● Try it: Word for word, reproduce every line of the data below.

(Record excerpts)

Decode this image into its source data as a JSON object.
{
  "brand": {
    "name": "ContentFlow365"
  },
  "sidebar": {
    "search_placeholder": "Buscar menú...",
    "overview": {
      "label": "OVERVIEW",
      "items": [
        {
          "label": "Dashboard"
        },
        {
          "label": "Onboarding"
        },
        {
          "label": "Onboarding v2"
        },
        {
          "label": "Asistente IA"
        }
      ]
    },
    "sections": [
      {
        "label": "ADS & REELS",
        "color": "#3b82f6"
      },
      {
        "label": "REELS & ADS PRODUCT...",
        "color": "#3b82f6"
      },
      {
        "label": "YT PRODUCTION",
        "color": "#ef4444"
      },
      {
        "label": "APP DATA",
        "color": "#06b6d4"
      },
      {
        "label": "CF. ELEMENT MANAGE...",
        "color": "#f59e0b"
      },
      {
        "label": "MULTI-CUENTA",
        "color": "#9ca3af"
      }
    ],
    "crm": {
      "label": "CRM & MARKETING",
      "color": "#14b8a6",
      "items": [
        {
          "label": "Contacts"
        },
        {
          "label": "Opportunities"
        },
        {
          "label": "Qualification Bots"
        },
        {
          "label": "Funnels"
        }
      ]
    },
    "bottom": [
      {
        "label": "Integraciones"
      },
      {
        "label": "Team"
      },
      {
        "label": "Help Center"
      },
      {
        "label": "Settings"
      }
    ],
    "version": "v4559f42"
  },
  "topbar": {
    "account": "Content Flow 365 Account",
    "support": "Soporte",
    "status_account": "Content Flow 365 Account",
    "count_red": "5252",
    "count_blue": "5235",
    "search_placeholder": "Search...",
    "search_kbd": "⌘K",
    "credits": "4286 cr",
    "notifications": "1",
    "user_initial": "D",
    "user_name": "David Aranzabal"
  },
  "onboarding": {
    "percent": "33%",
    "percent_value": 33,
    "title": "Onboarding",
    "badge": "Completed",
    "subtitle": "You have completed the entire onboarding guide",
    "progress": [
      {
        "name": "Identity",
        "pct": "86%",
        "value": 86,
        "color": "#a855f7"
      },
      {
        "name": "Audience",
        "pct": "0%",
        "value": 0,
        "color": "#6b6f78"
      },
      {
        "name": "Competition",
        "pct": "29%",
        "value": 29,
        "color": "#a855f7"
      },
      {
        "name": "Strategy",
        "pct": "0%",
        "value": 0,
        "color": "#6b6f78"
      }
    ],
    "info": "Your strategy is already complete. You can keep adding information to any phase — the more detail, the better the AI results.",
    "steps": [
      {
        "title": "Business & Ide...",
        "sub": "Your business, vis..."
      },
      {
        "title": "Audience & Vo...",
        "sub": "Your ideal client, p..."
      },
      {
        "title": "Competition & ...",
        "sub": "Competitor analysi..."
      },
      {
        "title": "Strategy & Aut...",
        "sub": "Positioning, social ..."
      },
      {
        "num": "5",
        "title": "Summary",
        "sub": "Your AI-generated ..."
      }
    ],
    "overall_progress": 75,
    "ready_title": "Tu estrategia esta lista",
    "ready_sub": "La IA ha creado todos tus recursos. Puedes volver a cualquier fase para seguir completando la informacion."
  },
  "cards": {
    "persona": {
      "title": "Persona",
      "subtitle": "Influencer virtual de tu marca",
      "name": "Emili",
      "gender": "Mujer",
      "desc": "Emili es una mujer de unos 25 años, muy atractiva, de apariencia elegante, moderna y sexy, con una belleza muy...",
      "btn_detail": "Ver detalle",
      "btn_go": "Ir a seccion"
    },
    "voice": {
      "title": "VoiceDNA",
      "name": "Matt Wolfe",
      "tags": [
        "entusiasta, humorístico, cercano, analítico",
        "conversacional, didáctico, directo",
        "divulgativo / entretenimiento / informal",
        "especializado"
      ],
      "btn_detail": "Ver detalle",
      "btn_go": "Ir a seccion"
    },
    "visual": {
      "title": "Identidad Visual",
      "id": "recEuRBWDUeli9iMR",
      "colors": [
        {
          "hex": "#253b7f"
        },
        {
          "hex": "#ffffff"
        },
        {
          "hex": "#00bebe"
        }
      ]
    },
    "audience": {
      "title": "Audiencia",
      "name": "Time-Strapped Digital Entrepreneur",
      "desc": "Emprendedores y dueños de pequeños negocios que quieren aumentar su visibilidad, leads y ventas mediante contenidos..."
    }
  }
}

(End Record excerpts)

● Response below:
Decode this image into its source data as a JSON object.
{
  "brand": {
    "name": "ContentFlow365"
  },
  "sidebar": {
    "search_placeholder": "Buscar menú...",
    "overview": {
      "label": "OVERVIEW",
      "items": [
        {
          "label": "Dashboard"
        },
        {
          "label": "Onboarding"
        },
        {
          "label": "Onboarding v2"
        },
        {
          "label": "Asistente IA"
        }
      ]
    },
    "sections": [
      {
        "label": "ADS & REELS",
        "color": "#3b82f6"
      },
      {
        "label": "REELS & ADS PRODUCT...",
        "color": "#3b82f6"
      },
      {
        "label": "YT PRODUCTION",
        "color": "#ef4444"
      },
      {
        "label": "APP DATA",
        "color": "#06b6d4"
      },
      {
        "label": "CF. ELEMENT MANAGE...",
        "color": "#f59e0b"
      },
      {
        "label": "MULTI-CUENTA",
        "color": "#9ca3af"
      }
    ],
    "crm": {
      "label": "CRM & MARKETING",
      "color": "#14b8a6",
      "items": [
        {
          "label": "Contacts"
        },
        {
          "label": "Opportunities"
        },
        {
          "label": "Qualification Bots"
        },
        {
          "label": "Funnels"
        }
      ]
    },
    "bottom": [
      {
        "label": "Integraciones"
      },
      {
        "label": "Team"
      },
      {
        "label": "Help Center"
      },
      {
        "label": "Settings"
      }
    ],
    "version": "v4559f42"
  },
  "topbar": {
    "account": "Content Flow 365 Account",
    "support": "Soporte",
    "status_account": "Content Flow 365 Account",
    "count_red": "5252",
    "count_blue": "5235",
    "search_placeholder": "Search...",
    "search_kbd": "⌘K",
    "credits": "4286 cr",
    "notifications": "1",
    "user_initial": "D",
    "user_name": "David Aranzabal"
  },
  "onboarding": {
    "percent": "33%",
    "percent_value": 33,
    "title": "Onboarding",
    "badge": "Completed",
    "subtitle": "You have completed the entire onboarding guide",
    "progress": [
      {
        "name": "Identity",
        "pct": "86%",
        "value": 86,
        "color": "#a855f7"
      },
      {
        "name": "Audience",
        "pct": "0%",
        "value": 0,
        "color": "#6b6f78"
      },
      {
        "name": "Competition",
        "pct": "29%",
        "value": 29,
        "color": "#a855f7"
      },
      {
        "name": "Strategy",
        "pct": "0%",
        "value": 0,
        "color": "#6b6f78"
      }
    ],
    "info": "Your strategy is already complete. You can keep adding information to any phase — the more detail, the better the AI results.",
    "steps": [
      {
        "title": "Business & Ide...",
        "sub": "Your business, vis..."
      },
      {
        "title": "Audience & Vo...",
        "sub": "Your ideal client, p..."
      },
      {
        "title": "Competition & ...",
        "sub": "Competitor analysi..."
      },
      {
        "title": "Strategy & Aut...",
        "sub": "Positioning, social ..."
      },
      {
        "num": "5",
        "title": "Summary",
        "sub": "Your AI-generated ..."
      }
    ],
    "overall_progress": 75,
    "ready_title": "Tu estrategia esta lista",
    "ready_sub": "La IA ha creado todos tus recursos. Puedes volver a cualquier fase para seguir completando la informacion."
  },
  "cards": {
    "persona": {
      "title": "Persona",
      "subtitle": "Influencer virtual de tu marca",
      "name": "Emili",
      "gender": "Mujer",
      "desc": "Emili es una mujer de unos 25 años, muy atractiva, de apariencia elegante, moderna y sexy, con una belleza muy...",
      "btn_detail": "Ver detalle",
      "btn_go": "Ir a seccion"
    },
    "voice": {
      "title": "VoiceDNA",
      "name": "Matt Wolfe",
      "tags": [
        "entusiasta, humorístico, cercano, analítico",
        "conversacional, didáctico, directo",
        "divulgativo / entretenimiento / informal",
        "especializado"
      ],
      "btn_detail": "Ver detalle",
      "btn_go": "Ir a seccion"
    },
    "visual": {
      "title": "Identidad Visual",
      "id": "recEuRBWDUeli9iMR",
      "colors": [
        {
          "hex": "#253b7f"
        },
        {
          "hex": "#ffffff"
        },
        {
          "hex": "#00bebe"
        }
      ]
    },
    "audience": {
      "title": "Audiencia",
      "name": "Time-Strapped Digital Entrepreneur",
      "desc": "Emprendedores y dueños de pequeños negocios que quieren aumentar su visibilidad, leads y ventas mediante contenidos..."
    }
  }
}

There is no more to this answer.